- **Task**:
Print out every entry that follows, exactly as written.

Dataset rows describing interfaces
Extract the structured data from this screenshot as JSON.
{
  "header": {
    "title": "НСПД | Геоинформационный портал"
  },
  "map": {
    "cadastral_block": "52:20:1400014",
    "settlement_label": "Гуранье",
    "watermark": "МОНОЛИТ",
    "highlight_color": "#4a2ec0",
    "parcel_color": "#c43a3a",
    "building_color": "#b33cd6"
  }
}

- **Exercise output**:
Extract the structured data from this screenshot as JSON.
{
  "header": {
    "title": "НСПД | Геоинформационный портал"
  },
  "map": {
    "cadastral_block": "52:20:1400014",
    "settlement_label": "Гуранье",
    "watermark": "МОНОЛИТ",
    "highlight_color": "#4a2ec0",
    "parcel_color": "#c43a3a",
    "building_color": "#b33cd6"
  }
}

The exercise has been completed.